# [REQUIREMENT]
Please repeat the records beneath this task exactly as they appear, but skip the images.

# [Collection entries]
================================

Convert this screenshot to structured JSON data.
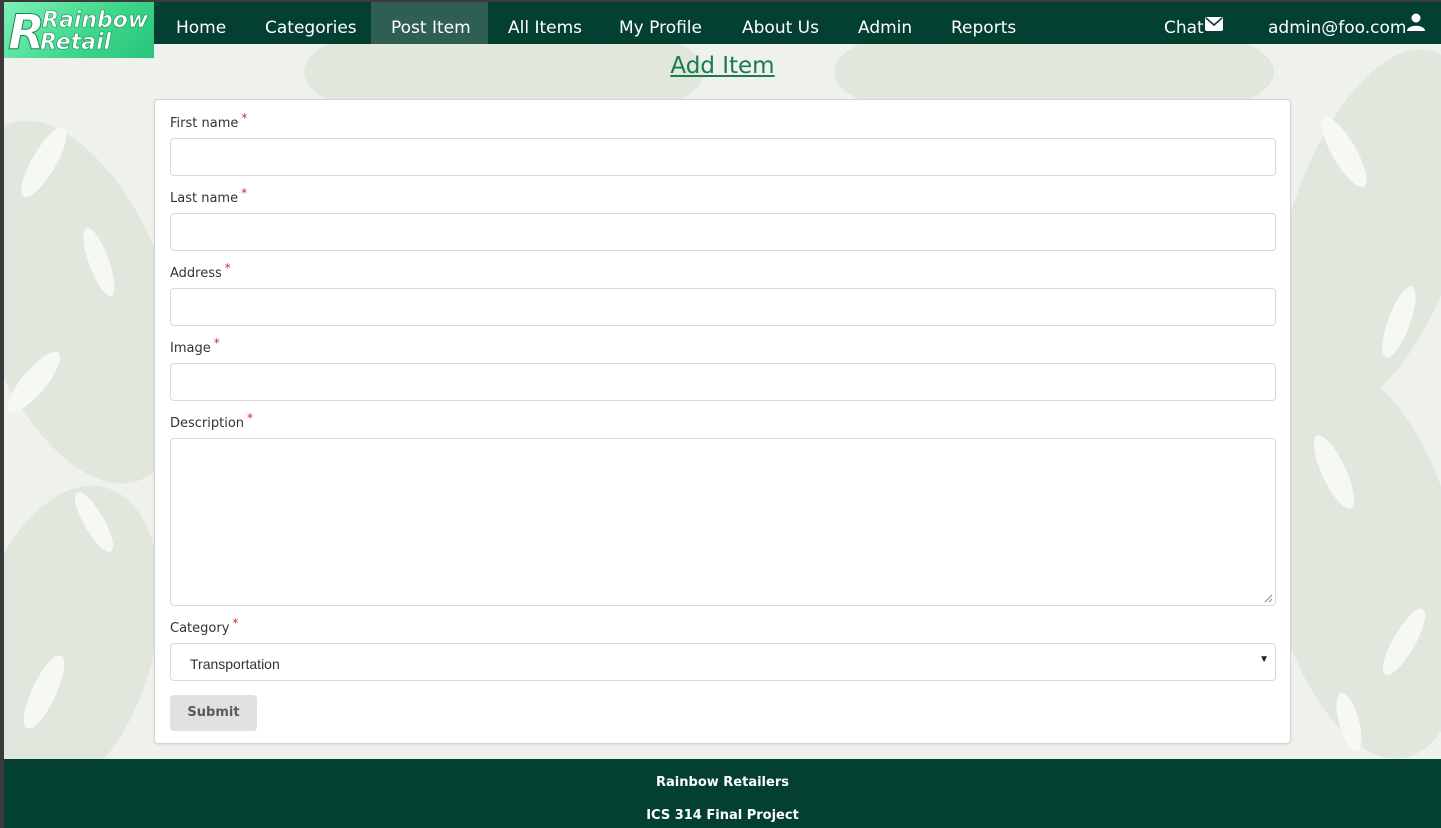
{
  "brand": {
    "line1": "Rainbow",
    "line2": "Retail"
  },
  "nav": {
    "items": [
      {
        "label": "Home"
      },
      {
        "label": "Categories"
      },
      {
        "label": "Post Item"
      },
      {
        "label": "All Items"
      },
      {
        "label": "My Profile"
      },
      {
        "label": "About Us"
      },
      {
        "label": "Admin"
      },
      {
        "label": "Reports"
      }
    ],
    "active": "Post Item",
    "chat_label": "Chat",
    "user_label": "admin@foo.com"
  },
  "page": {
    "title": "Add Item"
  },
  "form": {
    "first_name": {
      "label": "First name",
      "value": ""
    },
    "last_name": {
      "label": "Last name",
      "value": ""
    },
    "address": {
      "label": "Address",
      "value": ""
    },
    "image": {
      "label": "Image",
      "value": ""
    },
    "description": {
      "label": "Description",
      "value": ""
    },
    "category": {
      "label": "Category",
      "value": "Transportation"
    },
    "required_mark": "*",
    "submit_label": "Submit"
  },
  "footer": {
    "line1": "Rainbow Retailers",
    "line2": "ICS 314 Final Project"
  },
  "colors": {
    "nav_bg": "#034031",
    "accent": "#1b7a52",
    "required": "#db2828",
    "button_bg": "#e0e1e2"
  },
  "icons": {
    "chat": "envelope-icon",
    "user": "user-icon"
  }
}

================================

# [ANSWER TO THE EXERCISE]
Convert this screenshot to structured JSON data.
{
  "brand": {
    "line1": "Rainbow",
    "line2": "Retail"
  },
  "nav": {
    "items": [
      {
        "label": "Home"
      },
      {
        "label": "Categories"
      },
      {
        "label": "Post Item"
      },
      {
        "label": "All Items"
      },
      {
        "label": "My Profile"
      },
      {
        "label": "About Us"
      },
      {
        "label": "Admin"
      },
      {
        "label": "Reports"
      }
    ],
    "active": "Post Item",
    "chat_label": "Chat",
    "user_label": "admin@foo.com"
  },
  "page": {
    "title": "Add Item"
  },
  "form": {
    "first_name": {
      "label": "First name",
      "value": ""
    },
    "last_name": {
      "label": "Last name",
      "value": ""
    },
    "address": {
      "label": "Address",
      "value": ""
    },
    "image": {
      "label": "Image",
      "value": ""
    },
    "description": {
      "label": "Description",
      "value": ""
    },
    "category": {
      "label": "Category",
      "value": "Transportation"
    },
    "required_mark": "*",
    "submit_label": "Submit"
  },
  "footer": {
    "line1": "Rainbow Retailers",
    "line2": "ICS 314 Final Project"
  },
  "colors": {
    "nav_bg": "#034031",
    "accent": "#1b7a52",
    "required": "#db2828",
    "button_bg": "#e0e1e2"
  },
  "icons": {
    "chat": "envelope-icon",
    "user": "user-icon"
  }
}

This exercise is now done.